= Problem details =
Could you filter the data below down to the lines that hold the word "time"?

Data records Start Marker

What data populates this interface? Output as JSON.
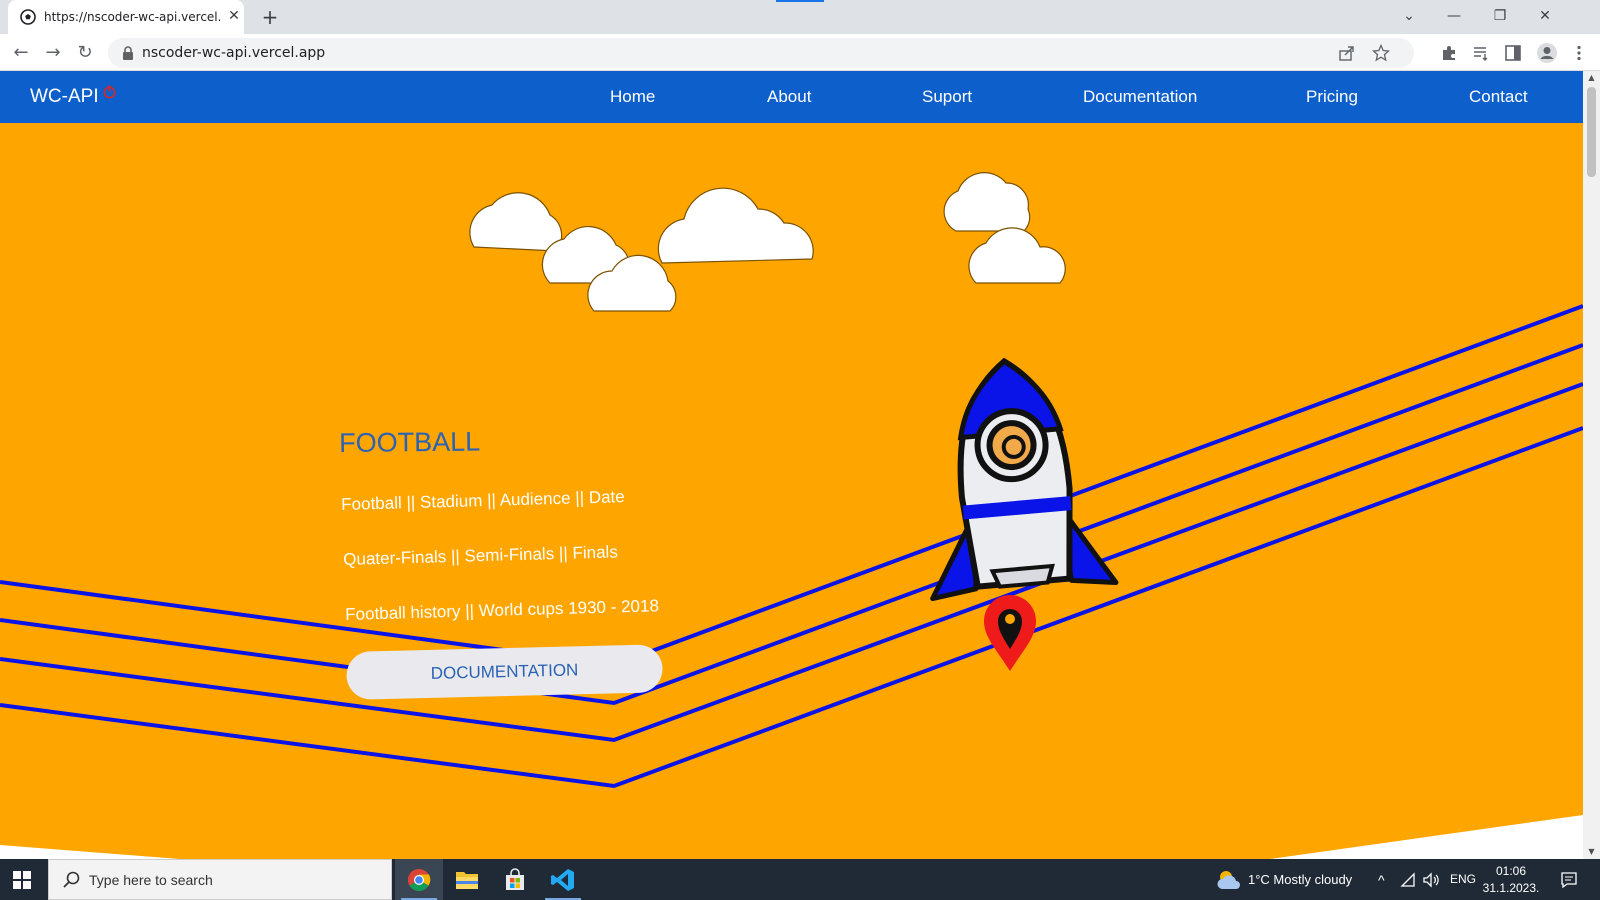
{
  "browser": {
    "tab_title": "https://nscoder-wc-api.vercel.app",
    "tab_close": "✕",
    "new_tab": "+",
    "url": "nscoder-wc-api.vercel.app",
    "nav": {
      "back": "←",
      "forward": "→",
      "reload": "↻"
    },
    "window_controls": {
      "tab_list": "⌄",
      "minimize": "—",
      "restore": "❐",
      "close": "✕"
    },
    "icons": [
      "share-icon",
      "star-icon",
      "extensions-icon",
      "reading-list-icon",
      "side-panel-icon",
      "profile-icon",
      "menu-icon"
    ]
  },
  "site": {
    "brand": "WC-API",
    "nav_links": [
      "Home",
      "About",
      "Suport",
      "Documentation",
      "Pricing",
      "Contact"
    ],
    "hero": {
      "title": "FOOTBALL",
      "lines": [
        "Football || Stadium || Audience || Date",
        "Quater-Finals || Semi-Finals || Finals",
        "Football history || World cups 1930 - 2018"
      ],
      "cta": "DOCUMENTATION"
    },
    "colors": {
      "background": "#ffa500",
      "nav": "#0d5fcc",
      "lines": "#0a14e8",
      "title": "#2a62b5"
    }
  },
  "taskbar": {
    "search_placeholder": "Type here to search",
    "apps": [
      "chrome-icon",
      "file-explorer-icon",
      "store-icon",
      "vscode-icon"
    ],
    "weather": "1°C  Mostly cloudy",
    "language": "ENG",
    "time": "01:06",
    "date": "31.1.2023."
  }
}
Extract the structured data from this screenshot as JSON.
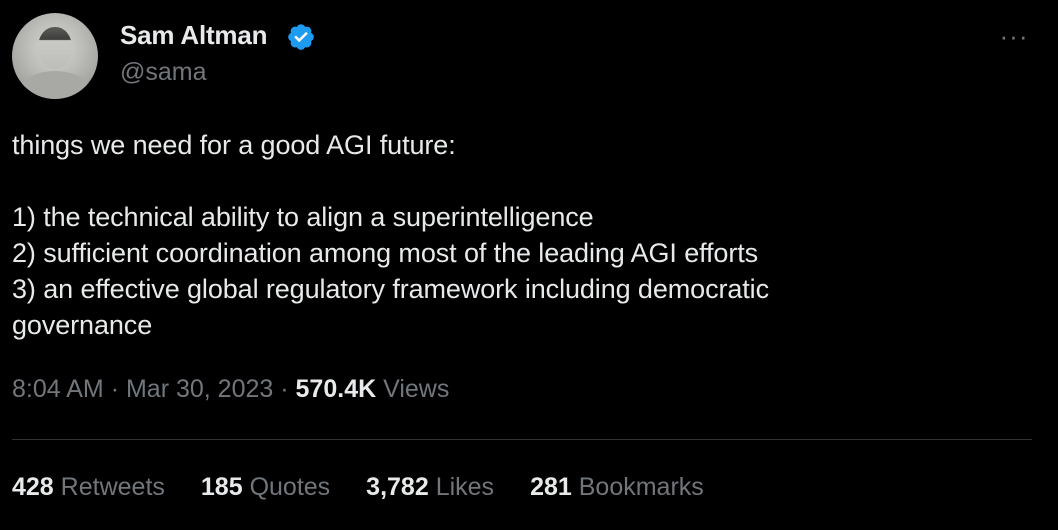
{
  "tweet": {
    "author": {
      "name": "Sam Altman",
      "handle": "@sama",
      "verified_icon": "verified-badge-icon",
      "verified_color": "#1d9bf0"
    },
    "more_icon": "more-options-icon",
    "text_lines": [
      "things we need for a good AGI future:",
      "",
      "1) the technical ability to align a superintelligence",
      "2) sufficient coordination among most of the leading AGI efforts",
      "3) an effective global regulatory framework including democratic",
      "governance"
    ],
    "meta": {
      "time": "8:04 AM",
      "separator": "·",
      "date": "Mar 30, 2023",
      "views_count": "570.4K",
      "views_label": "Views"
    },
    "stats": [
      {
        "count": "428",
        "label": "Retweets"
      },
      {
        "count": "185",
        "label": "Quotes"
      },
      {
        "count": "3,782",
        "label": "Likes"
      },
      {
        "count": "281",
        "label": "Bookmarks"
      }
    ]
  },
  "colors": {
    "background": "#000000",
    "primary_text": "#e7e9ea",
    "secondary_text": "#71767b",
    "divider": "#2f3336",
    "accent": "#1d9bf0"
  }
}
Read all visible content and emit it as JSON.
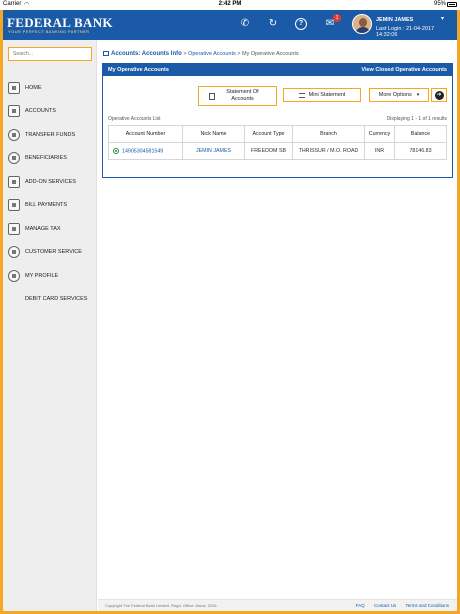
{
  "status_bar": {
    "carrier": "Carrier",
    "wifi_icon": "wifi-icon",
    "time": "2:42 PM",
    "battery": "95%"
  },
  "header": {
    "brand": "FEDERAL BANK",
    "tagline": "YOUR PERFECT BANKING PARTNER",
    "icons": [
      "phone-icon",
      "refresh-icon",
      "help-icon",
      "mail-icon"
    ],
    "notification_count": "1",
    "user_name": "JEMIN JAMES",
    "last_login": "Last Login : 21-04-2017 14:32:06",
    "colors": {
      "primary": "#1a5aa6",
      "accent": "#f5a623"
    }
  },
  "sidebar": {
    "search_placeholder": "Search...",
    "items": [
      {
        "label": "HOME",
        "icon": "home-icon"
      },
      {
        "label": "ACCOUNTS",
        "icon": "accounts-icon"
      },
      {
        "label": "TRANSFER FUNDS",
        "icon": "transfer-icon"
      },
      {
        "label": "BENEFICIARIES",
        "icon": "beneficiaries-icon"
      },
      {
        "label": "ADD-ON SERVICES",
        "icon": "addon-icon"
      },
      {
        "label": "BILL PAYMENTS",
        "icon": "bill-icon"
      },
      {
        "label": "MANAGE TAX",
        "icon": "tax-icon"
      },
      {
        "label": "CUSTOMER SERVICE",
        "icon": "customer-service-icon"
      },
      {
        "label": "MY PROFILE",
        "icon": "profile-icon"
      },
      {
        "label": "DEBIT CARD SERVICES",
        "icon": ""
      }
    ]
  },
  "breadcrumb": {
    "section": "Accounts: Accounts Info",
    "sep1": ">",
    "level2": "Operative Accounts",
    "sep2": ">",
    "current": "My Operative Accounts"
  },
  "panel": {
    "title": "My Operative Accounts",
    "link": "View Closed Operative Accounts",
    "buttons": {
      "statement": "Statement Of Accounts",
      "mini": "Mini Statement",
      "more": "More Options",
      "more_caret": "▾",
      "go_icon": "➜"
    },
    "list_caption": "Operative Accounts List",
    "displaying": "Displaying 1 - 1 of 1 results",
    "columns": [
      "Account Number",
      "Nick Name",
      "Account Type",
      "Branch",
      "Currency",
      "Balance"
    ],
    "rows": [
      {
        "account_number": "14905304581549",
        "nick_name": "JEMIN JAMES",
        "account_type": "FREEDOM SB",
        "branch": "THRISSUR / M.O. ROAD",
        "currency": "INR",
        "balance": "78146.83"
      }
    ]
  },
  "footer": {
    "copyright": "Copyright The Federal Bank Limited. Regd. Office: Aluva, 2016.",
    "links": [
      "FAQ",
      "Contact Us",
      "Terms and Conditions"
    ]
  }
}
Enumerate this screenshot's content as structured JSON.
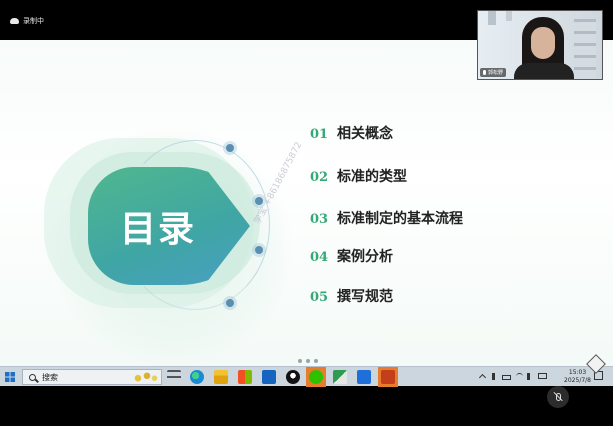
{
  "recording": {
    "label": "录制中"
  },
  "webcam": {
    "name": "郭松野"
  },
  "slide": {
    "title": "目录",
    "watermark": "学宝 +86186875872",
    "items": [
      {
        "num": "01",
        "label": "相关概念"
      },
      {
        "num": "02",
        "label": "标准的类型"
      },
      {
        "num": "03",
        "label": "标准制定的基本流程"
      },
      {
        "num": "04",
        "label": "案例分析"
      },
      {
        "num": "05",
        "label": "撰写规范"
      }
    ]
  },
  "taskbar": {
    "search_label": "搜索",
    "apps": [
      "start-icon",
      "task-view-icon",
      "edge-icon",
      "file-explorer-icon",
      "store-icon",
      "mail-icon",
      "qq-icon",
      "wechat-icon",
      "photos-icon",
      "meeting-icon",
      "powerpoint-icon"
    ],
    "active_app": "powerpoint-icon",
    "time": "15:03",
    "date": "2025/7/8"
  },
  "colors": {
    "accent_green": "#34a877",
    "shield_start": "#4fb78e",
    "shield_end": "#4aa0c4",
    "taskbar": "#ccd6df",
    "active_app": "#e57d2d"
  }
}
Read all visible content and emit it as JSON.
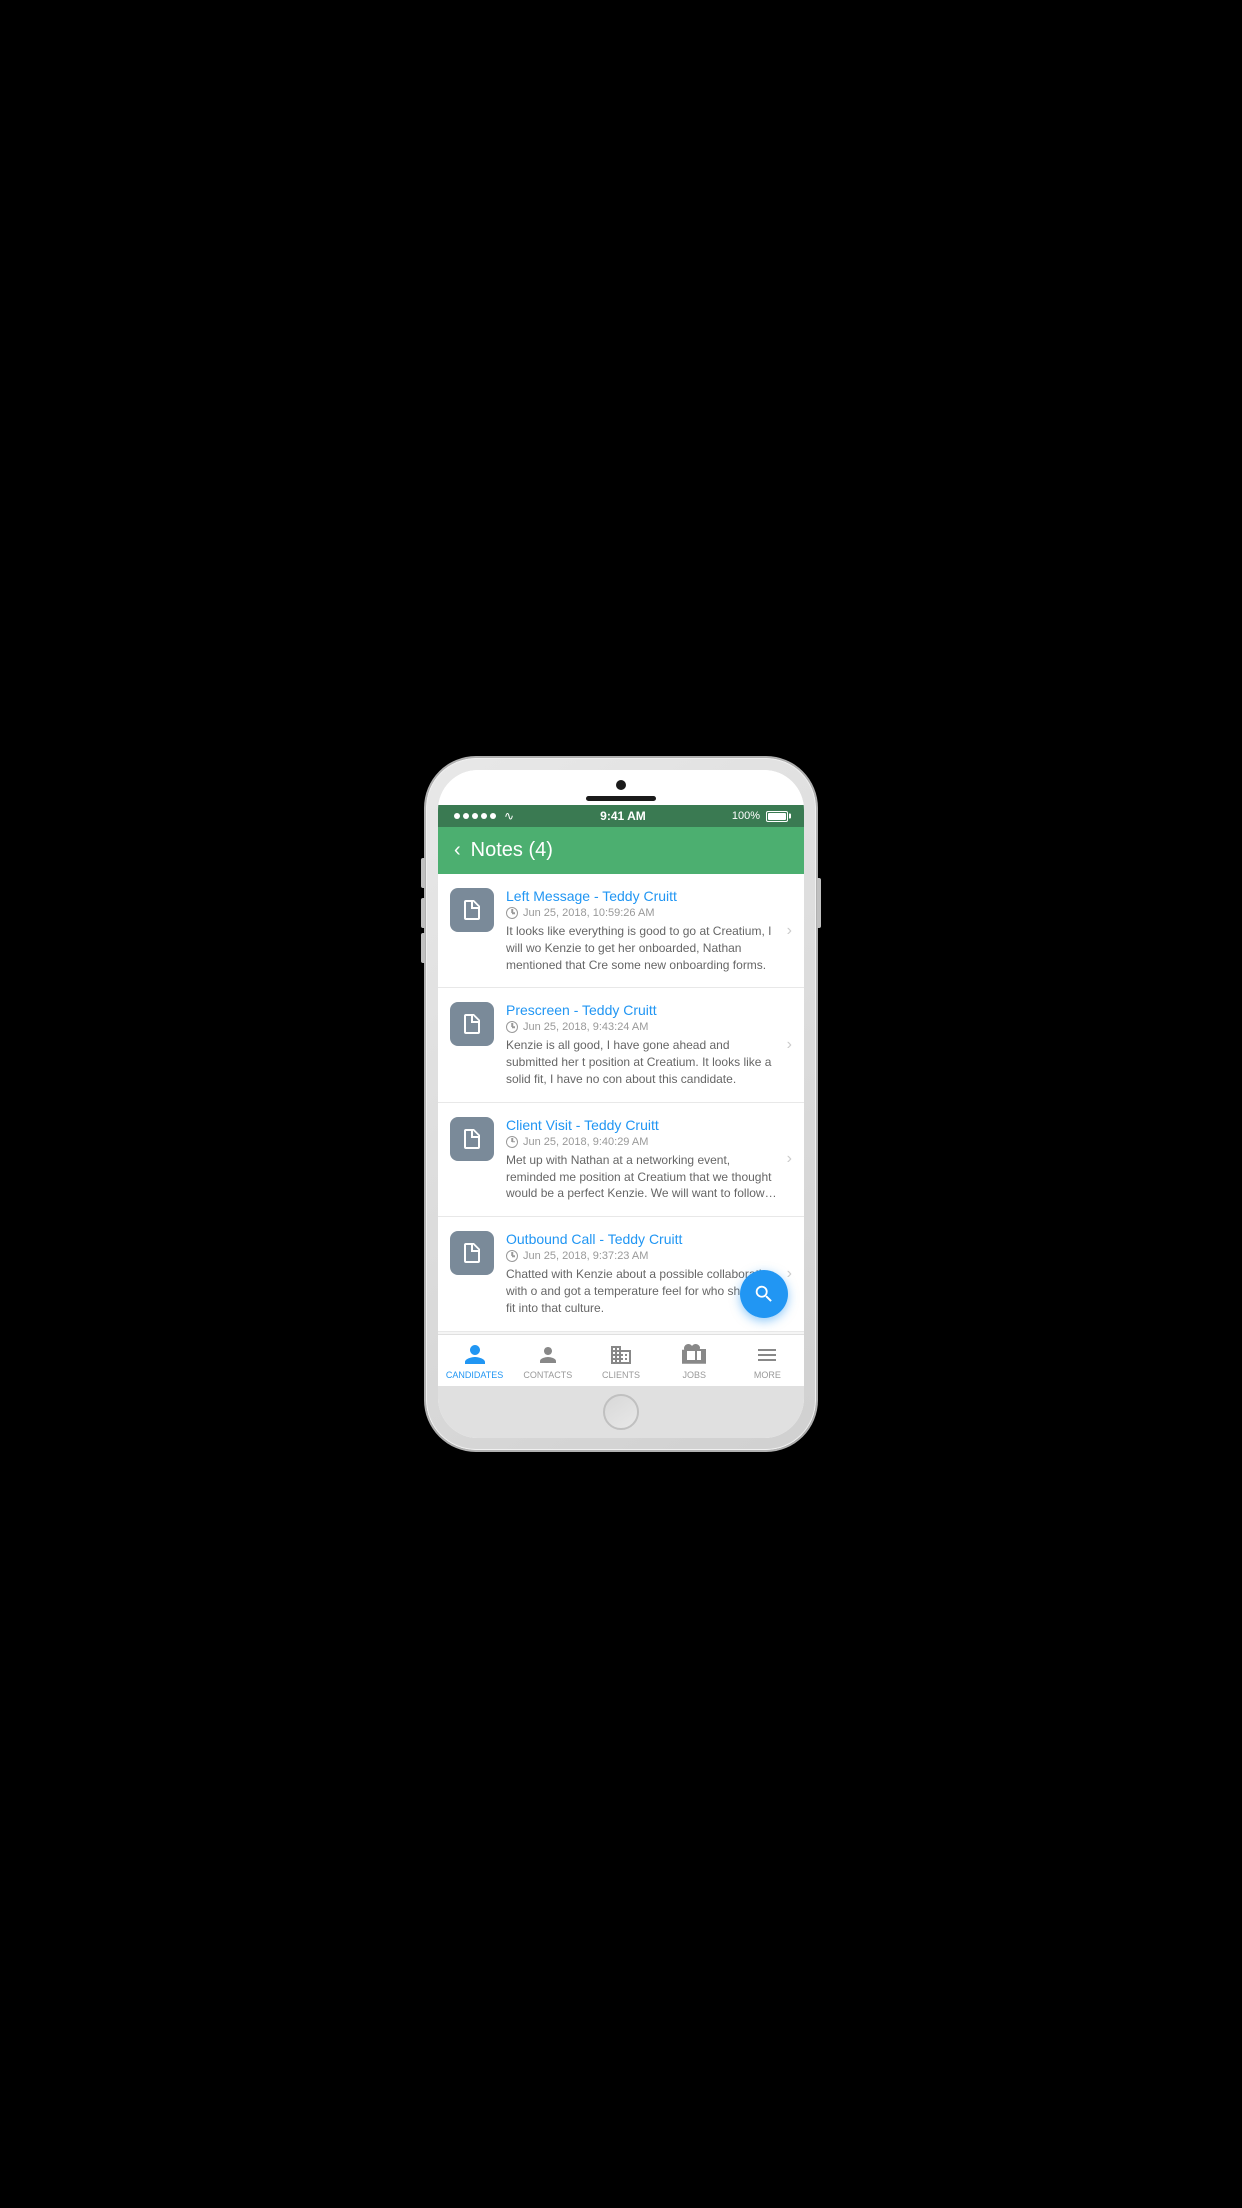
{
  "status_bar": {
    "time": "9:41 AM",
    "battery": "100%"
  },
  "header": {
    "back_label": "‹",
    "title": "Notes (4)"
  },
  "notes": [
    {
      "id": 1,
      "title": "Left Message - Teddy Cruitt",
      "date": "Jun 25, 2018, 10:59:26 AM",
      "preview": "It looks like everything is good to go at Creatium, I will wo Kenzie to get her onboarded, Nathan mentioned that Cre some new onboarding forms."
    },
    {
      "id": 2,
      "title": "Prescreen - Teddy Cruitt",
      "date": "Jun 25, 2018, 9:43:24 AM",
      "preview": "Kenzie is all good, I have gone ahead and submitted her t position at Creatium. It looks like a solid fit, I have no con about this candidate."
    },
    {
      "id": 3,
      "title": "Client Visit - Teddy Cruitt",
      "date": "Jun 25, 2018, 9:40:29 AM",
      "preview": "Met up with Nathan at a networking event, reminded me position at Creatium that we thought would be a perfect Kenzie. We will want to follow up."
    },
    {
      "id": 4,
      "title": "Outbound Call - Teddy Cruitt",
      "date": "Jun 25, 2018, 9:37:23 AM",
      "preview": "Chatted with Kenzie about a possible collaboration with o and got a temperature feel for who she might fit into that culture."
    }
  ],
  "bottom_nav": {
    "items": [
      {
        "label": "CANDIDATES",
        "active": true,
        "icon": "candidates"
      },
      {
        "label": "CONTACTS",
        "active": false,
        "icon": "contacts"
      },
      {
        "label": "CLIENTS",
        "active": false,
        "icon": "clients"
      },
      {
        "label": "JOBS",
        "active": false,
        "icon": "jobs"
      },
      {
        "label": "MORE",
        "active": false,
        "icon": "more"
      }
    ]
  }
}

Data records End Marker

= Reply to the exercise =
    "time": "01:06",
      "time": "8:04 AM",
    "time": "2:42 PM",
    "time": "15:03",
    "time": "9:41 AM",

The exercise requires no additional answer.